The use of computational biomechanics in paleontology is particularly exciting as it provides a way to test the effectiveness of those bones in different anatomical positions, and with different muscular forces, without the worry of damaging delicate, irreplaceable fossils. Digital models allow us to further test hypothesized soft-tissue arrangements, such as the complicated airways in various dinosaur species, to see how well they faired at handling things like heat.
Tell us more about how you “reconstruct how dinosaurs lived”? In my research, I look at how dinosaurs breathed. By using high-end computer software, I can digitally move air through the noses of long-extinct animals and reconstruct missing soft tissues that have been lost to the ravages of time. These soft tissues can be used to answer physiological questions such as the smelling ability of the animals or how well they could cool down their brains and even what types of sounds some species may have made.
That sounds amazing. How does this apply to anatomy and physiology? The simulation of air and heat flow in the nose provides new insights into how animal airway shapes aid their thermal biology. Most studies in this area have had to rely on invasive surgical techniques to collect the initial data, and were limited in how far they could reach inside the body. My techniques allow for both a complete view of how air moves through the system, as well as these more focused regions of the nasal passage. Furthermore, the techniques I use can readily be applied to other forms of fluid flow, including blood flow, which opens up an entirely new avenue of study.
Like what? The comparative airflow research I have done has broad-based applications for medicine in areas such as rhinoplasty and radical turbinectomies. The use of 3-D modeling with CFD (computation fluid dynamics) to simulate airflow, allows to test for different hypothesized soft-tissue shapes, which can be beneficial for people who suffer from “empty-nose” syndrome or who have deviated septa that keep them from breathing properly.
How do you incorporate your research in your courses? I teach the medical gross anatomy and neuroanatomy series. A small handful of med students are working with me on [one of my dinosaur nose studies], which includes comparative dissections, contrast-enhancement injections, computerized tomography (CT) scanning, and 3-D modeling of the CT data. We plan to present our research at a couple of conferences later this year.
What is your approach to teaching? When I teach, I often incorporate videos and various animations because the anatomical/embryological concepts that I am talking about are best explained in motion and in three dimensions. My general teaching philosophy in the lab is to assume the students know the structures and relationships that we are going over ahead of time and that they just need a little coaxing to remind them of that.

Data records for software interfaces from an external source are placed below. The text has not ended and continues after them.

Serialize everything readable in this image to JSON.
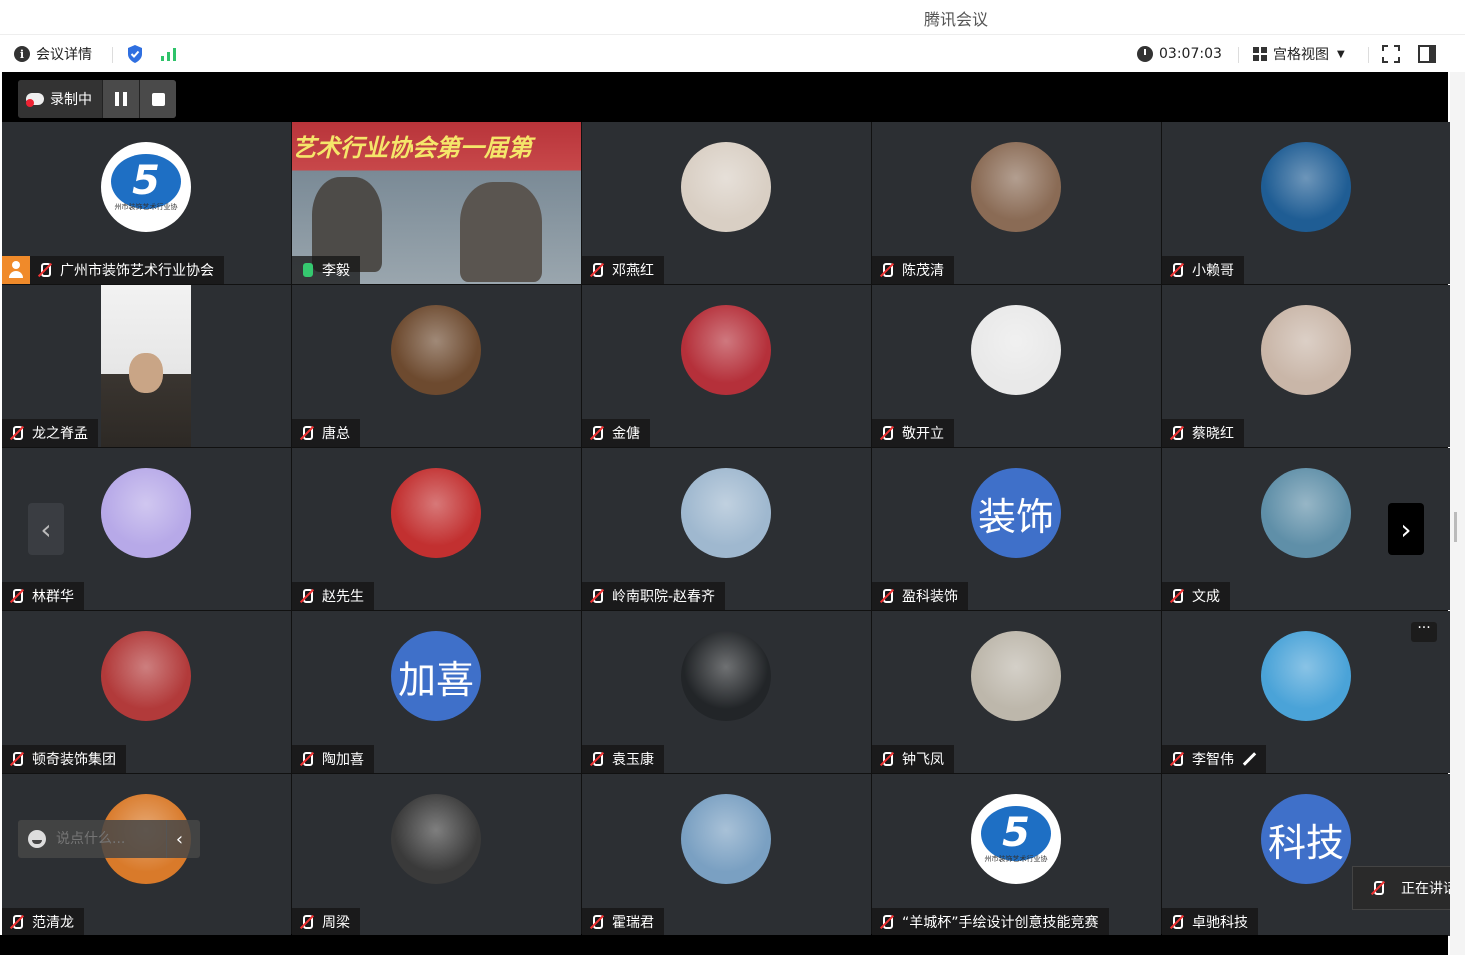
{
  "window": {
    "title": "腾讯会议"
  },
  "toolbar": {
    "meeting_info_label": "会议详情",
    "timer": "03:07:03",
    "view_label": "宫格视图"
  },
  "recording": {
    "label": "录制中"
  },
  "participants": [
    {
      "name": "广州市装饰艺术行业协会",
      "avatar": "logo",
      "host": true
    },
    {
      "name": "李毅",
      "avatar": "video",
      "mic_on": true,
      "active": true
    },
    {
      "name": "邓燕红",
      "avatar": "photo",
      "color": "#d9cfc4"
    },
    {
      "name": "陈茂清",
      "avatar": "photo",
      "color": "#8a6b55"
    },
    {
      "name": "小赖哥",
      "avatar": "photo",
      "color": "#1f5d94"
    },
    {
      "name": "龙之脊孟",
      "avatar": "video-portrait"
    },
    {
      "name": "唐总",
      "avatar": "photo",
      "color": "#6d4a2f"
    },
    {
      "name": "金傏",
      "avatar": "photo",
      "color": "#b5303a"
    },
    {
      "name": "敬开立",
      "avatar": "photo",
      "color": "#e9e9e9"
    },
    {
      "name": "蔡晓红",
      "avatar": "photo",
      "color": "#c9b6a8"
    },
    {
      "name": "林群华",
      "avatar": "photo",
      "color": "#b7a9e8"
    },
    {
      "name": "赵先生",
      "avatar": "photo",
      "color": "#c23030"
    },
    {
      "name": "岭南职院-赵春齐",
      "avatar": "photo",
      "color": "#9fb8cf"
    },
    {
      "name": "盈科装饰",
      "avatar": "text",
      "text": "装饰"
    },
    {
      "name": "文成",
      "avatar": "photo",
      "color": "#5f8fa8"
    },
    {
      "name": "顿奇装饰集团",
      "avatar": "photo",
      "color": "#b23a3a"
    },
    {
      "name": "陶加喜",
      "avatar": "text",
      "text": "加喜"
    },
    {
      "name": "袁玉康",
      "avatar": "photo",
      "color": "#222528"
    },
    {
      "name": "钟飞凤",
      "avatar": "photo",
      "color": "#bdb7ab"
    },
    {
      "name": "李智伟",
      "avatar": "photo",
      "color": "#4aa3d8",
      "pen": true
    },
    {
      "name": "范清龙",
      "avatar": "photo",
      "color": "#d97a2a"
    },
    {
      "name": "周梁",
      "avatar": "photo",
      "color": "#3a3a3a"
    },
    {
      "name": "霍瑞君",
      "avatar": "photo",
      "color": "#7aa0c2"
    },
    {
      "name": "“羊城杯”手绘设计创意技能竞赛",
      "avatar": "logo"
    },
    {
      "name": "卓驰科技",
      "avatar": "text",
      "text": "科技"
    }
  ],
  "video_tile": {
    "banner": "艺术行业协会第一届第"
  },
  "logo_text": "5",
  "logo_caption": "州市装饰艺术行业协",
  "chat": {
    "placeholder": "说点什么..."
  },
  "speaking": {
    "label": "正在讲话"
  },
  "colors": {
    "accent_green": "#2fc36a",
    "avatar_blue": "#3f70c9",
    "tile_bg": "#2c2f33"
  }
}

I ask them leading questions to help guide them towards an answer, and I show how that answer relates to other structures around them.
Jokes never hurt either.
This interview has been edited and condensed. See a list of Bourke’s publications referenced in this article and research projects.